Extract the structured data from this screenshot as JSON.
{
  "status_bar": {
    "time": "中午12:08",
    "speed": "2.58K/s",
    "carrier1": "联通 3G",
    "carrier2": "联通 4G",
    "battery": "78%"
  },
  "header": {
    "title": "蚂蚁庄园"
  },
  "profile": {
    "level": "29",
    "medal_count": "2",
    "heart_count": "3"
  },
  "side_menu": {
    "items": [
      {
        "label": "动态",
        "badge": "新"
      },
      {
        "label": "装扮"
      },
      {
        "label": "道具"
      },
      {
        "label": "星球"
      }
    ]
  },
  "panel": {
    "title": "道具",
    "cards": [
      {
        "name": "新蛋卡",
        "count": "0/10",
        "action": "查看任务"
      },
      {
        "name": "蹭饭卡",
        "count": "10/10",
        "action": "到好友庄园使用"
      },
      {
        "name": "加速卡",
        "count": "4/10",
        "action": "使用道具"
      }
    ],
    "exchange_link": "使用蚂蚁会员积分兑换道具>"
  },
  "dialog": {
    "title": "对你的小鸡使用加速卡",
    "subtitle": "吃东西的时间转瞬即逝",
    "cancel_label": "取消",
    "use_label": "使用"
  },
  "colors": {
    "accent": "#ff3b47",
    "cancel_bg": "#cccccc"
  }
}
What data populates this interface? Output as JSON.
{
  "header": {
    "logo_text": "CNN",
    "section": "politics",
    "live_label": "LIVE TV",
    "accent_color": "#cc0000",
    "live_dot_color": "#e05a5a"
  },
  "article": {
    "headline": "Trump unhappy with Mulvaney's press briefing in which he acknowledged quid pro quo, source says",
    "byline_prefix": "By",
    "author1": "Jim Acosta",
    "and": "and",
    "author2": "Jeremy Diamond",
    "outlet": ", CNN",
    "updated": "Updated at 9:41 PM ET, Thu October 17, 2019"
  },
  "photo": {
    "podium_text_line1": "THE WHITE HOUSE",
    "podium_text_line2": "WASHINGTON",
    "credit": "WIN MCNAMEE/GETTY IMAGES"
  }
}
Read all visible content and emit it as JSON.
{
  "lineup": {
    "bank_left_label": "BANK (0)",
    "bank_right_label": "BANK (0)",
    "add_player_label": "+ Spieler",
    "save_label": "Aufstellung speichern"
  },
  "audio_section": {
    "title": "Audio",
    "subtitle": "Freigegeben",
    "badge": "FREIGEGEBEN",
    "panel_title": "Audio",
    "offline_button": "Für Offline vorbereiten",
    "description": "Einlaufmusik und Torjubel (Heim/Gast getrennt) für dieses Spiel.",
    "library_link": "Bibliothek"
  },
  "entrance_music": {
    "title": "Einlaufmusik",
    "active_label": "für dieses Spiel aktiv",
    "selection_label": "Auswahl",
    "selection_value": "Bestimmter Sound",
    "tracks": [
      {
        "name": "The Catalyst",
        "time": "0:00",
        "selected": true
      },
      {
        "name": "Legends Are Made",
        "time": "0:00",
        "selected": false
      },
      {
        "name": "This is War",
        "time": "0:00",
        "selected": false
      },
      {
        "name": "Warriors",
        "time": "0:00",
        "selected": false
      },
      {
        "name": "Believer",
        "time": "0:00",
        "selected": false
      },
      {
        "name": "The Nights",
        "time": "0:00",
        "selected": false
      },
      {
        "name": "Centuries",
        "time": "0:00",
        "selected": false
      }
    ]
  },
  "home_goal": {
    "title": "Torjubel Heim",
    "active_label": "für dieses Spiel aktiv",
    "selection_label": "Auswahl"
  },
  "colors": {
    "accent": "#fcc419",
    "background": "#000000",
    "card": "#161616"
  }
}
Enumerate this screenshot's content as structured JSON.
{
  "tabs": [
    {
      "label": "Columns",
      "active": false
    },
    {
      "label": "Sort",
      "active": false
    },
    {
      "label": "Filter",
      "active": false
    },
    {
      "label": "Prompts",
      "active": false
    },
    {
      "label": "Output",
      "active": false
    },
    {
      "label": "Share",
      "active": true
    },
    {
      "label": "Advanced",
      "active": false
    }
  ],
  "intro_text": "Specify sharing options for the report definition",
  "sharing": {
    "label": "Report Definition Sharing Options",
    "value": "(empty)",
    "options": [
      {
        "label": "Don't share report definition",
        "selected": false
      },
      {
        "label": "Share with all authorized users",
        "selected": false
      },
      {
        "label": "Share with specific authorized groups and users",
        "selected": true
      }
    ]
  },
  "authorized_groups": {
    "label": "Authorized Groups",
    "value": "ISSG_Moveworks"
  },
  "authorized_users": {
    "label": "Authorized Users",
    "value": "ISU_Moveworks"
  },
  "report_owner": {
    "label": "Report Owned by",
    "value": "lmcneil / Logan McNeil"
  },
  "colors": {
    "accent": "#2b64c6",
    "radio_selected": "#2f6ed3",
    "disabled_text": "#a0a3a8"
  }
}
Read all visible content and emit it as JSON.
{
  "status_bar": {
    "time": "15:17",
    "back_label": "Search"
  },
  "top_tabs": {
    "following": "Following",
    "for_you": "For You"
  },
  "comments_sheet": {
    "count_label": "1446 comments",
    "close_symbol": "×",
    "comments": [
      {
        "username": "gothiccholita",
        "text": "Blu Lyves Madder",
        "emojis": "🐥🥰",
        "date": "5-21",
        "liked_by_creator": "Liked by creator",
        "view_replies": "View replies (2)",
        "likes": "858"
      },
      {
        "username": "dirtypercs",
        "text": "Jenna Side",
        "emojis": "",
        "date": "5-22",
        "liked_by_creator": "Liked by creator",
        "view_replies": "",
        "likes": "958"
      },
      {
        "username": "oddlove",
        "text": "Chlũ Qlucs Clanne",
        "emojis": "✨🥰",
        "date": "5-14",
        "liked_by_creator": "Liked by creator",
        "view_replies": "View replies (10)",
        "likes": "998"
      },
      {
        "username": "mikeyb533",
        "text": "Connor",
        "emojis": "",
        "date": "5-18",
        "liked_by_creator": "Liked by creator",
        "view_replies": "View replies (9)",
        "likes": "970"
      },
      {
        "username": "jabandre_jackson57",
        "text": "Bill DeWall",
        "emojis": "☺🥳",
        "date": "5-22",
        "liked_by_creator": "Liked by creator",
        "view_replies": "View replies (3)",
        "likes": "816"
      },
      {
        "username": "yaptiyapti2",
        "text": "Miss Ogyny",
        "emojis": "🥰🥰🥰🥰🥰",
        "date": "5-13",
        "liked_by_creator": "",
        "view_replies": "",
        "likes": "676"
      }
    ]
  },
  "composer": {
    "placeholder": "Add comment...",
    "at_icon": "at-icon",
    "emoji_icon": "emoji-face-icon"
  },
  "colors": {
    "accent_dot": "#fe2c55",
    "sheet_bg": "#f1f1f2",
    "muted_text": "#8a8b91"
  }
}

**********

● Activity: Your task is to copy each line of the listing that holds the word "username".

● Result for this task:
        "username": "gothiccholita",
        "username": "dirtypercs",
        "username": "oddlove",
        "username": "mikeyb533",
        "username": "jabandre_jackson57",
        "username": "yaptiyapti2",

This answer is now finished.